Meet your friendly neighborhood billionaire. He is a 63-year-old married guy. He has got just over $3 billion in the bank, including $600 million in cash. He made his own money on Wall Street. He loves sports. That is the basic composite the World’s 2,325 billionaires, the 0.00003% lives.
And they live very, very well.
Their ranks are growing, their fortunes swelling. They now control about 4% of the World’s wealth. That’s $7.3 trillion, enough to take Apple private twelve times over, or pay off the entirety of the United States’ debt to China.
Our average American billionaire made the bulk of his money in his 40s and 50s in finance. About half of his money is in private investments, like equity in his own firm. He keeps about 20% in cash, and a delicious 5% in real estate and luxury assets, presumably jaguars and yachts. He owns four houses, each worth about $20 million.
His wealth has grown in the past year, but he has not beaten the overall market, because he holds so much cash. His apparent safety of cash was reinforced by the painful psychological experience of the 2008/09 financial crisis and the subsequent troubles within the European Monetary Union.
When not toiling in the mines, our billionaire loves hobnobbing with other billionaires. Generally speaking, billionaires form bonds and relationships with individuals who share their interests and abilities.
Billionaires care nothing for the nation-state. They live in megacities like New York, Hong Kong, and London, hopscotching from city to city, not country to country. When they get together, they love watching athletic competitions, particularly of the country-club sort. The Masters, the America’s Cup, and the Kentucky Derby, along with Davos and the World’s various biennales.
As a New Yorker, our billionaire probably also supports the arts. If he lived in Los Angeles or Lagos, he would be into aviation. If he lived in Geneva, he would love yachting and sailing.
He is a philanthropic guy, but less so than you might think. Over his lifetime, he will probably give away a hundred million, but that is just pennies on his many dollars. Where will the money go? Billionaires love giving away money to schools, with one in three naming education as their top philanthropic cause.
But he is starting to think about what he is going to do with his billions, having spent decades amassing them. Our rich guy – like so many rich guys – will be eligible for retirement soon. He might have started bequeathing his assets to his children and grandchildren, helping to kick of an enormous intergenerational transfer of wealth.
It is a pretty pointless exercise if accumulating wealth is your primary goal in life. Sadly, that seems to be the case with far too many people these days.
We are all going to die.
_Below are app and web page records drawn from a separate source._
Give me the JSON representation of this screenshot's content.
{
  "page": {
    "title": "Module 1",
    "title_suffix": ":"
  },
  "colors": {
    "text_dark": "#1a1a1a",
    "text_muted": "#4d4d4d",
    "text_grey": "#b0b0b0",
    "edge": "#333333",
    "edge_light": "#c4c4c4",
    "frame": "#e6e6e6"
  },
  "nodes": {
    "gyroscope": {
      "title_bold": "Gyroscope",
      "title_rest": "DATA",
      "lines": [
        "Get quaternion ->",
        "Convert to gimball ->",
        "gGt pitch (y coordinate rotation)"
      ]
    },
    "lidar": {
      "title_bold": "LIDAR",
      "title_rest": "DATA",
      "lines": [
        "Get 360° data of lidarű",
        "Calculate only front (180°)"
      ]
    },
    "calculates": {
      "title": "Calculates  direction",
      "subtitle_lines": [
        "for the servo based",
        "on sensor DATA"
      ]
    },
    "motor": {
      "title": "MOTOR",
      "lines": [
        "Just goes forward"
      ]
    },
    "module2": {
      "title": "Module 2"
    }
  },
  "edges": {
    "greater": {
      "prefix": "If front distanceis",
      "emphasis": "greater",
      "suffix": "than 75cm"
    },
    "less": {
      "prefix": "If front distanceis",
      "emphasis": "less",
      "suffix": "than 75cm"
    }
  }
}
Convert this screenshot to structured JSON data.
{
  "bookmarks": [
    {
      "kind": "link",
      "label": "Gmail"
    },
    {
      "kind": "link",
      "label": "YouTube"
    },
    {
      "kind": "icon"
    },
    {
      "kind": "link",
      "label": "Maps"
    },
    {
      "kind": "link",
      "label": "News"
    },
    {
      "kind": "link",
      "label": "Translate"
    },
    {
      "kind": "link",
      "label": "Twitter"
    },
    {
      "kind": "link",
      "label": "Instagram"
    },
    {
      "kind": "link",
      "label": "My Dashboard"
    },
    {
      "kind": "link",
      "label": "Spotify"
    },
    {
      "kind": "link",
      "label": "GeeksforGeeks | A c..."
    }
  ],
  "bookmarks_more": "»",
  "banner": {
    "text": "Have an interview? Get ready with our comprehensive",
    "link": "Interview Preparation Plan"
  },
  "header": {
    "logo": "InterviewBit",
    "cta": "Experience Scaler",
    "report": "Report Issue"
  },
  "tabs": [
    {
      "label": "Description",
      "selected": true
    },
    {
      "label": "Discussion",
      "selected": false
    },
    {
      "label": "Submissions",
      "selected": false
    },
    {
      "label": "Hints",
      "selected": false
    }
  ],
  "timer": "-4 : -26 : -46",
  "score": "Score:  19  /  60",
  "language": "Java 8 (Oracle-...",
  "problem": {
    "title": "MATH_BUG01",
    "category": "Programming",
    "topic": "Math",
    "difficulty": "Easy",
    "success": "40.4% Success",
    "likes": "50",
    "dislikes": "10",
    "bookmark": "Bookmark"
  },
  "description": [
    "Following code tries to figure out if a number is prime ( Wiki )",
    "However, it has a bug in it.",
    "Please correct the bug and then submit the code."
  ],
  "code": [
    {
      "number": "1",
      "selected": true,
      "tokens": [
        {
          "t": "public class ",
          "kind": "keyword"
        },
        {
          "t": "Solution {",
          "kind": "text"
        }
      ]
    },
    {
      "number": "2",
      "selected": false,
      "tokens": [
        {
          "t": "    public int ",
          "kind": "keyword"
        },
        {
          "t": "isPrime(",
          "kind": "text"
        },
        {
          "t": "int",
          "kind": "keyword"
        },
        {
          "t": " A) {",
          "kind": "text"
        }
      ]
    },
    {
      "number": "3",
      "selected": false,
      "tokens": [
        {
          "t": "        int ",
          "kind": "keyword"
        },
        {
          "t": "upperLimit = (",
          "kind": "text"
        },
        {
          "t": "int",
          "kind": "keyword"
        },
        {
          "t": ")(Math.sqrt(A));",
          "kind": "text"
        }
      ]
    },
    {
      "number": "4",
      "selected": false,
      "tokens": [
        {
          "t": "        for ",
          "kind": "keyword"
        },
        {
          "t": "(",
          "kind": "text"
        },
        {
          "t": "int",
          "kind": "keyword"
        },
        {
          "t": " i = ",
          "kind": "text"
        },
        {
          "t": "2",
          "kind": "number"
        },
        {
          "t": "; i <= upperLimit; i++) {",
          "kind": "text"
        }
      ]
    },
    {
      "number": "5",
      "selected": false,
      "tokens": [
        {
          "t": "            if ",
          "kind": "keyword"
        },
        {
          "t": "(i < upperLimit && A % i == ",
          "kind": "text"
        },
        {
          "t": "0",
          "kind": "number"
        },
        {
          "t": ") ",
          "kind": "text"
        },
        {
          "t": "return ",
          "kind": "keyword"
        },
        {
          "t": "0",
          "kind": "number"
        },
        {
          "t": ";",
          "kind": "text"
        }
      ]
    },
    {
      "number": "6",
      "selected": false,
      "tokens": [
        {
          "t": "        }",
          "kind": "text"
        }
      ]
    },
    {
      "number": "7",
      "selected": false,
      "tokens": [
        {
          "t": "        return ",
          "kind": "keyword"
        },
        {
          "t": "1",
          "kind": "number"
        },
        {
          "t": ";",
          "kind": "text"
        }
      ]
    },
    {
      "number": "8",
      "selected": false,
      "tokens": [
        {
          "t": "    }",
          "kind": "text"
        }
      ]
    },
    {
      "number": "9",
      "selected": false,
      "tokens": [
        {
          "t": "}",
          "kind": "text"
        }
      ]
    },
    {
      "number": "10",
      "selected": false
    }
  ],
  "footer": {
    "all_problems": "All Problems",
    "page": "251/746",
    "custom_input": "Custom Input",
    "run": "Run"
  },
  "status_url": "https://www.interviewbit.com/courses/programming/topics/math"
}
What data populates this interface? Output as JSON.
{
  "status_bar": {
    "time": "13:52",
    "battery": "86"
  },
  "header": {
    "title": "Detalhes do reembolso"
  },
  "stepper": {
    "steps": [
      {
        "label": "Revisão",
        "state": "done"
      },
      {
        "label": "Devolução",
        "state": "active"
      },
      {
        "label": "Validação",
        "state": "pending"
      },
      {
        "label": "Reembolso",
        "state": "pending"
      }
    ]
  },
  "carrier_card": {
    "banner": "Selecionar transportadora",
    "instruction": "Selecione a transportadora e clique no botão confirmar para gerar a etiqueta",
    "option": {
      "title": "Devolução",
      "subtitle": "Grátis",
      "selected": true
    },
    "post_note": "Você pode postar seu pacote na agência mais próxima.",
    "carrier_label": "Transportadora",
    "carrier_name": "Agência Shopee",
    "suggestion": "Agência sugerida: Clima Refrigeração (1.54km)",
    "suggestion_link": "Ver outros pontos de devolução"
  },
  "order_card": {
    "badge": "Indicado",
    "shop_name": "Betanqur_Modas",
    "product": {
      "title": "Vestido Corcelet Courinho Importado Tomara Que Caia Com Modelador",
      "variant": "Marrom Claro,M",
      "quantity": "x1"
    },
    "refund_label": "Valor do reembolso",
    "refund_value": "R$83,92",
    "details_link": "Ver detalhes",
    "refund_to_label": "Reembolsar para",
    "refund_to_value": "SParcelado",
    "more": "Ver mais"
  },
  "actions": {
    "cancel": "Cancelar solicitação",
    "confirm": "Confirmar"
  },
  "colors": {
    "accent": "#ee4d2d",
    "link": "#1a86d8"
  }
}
Spending your life chasing excessive wealth as your sole aim achieves absolutely nothing at the end of the day. Besides, you do not need $1billion to live a fun and fulfilling life.
Try a little exercise to put things in perspective: Pretend you have $1billion and then try to spend it in your mind. Buy a mansion. A second, third and fourth home. Buy a private jet, a yacht, jewelry and fine art. Put a pile aside in a trust for your kids so they do not ever have to work. Add it all up and you will be surprised by the staggering amount left over.
Your self-fulfilment is one thing, but there is a broader argument against excessive wealth. As the gap between rich and poor widens, inequality threatens the core values of our society. What we are seeing today is tragic and dangerous for our social fabric.
Capitalism has become stuck.
What is happening today is an unjustifiable transfer of wealth that has little to do with brilliance, productivity, or hard work. Most of the wealth that has been created in the last 20 years is a function of absurd monetary policy that have allowed billionaires to borrow money at zero cost and use that money to buy up everything from real estate to the stock market.
It is shameful. And if shame is not enough, we should be afraid.